**DATA PROVIDED**
============

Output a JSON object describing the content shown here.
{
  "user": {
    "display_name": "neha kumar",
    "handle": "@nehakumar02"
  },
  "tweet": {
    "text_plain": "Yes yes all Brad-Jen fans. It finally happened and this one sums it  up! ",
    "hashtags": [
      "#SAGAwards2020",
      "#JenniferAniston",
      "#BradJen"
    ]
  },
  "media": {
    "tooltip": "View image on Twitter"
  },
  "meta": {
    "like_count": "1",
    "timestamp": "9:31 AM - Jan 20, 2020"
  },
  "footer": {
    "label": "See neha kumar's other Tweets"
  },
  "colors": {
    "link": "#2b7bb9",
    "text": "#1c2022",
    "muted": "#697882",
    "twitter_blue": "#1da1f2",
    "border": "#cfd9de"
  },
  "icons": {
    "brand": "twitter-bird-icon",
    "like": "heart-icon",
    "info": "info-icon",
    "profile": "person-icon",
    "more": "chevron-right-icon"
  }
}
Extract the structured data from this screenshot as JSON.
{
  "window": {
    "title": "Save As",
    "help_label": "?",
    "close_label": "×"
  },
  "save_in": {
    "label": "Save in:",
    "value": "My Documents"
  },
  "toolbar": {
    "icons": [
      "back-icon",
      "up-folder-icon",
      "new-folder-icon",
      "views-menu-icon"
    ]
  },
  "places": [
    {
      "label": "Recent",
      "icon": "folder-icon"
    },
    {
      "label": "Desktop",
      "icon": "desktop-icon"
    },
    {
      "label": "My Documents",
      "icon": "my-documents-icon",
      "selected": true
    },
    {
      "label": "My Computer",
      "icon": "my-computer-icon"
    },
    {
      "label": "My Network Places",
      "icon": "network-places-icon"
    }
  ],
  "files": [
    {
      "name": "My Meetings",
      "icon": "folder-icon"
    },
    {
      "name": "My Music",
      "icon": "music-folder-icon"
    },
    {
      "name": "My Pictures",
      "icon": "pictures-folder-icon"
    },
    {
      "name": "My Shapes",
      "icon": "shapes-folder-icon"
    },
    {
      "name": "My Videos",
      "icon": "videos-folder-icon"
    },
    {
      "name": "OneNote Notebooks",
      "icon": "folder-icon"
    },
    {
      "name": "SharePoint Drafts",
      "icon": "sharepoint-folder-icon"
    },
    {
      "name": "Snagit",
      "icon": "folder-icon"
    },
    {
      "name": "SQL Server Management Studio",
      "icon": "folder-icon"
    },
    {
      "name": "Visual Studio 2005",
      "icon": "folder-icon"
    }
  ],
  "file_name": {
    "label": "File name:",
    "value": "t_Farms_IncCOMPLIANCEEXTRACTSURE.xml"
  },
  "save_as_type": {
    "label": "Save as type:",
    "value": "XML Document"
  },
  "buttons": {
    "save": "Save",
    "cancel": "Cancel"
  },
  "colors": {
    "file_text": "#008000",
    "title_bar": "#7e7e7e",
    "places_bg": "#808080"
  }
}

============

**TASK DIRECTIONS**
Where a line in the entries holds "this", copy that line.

**WRITTEN REPLY**
    "text_plain": "Yes yes all Brad-Jen fans. It finally happened and this one sums it  up! ",
Extract the structured data from this screenshot as JSON.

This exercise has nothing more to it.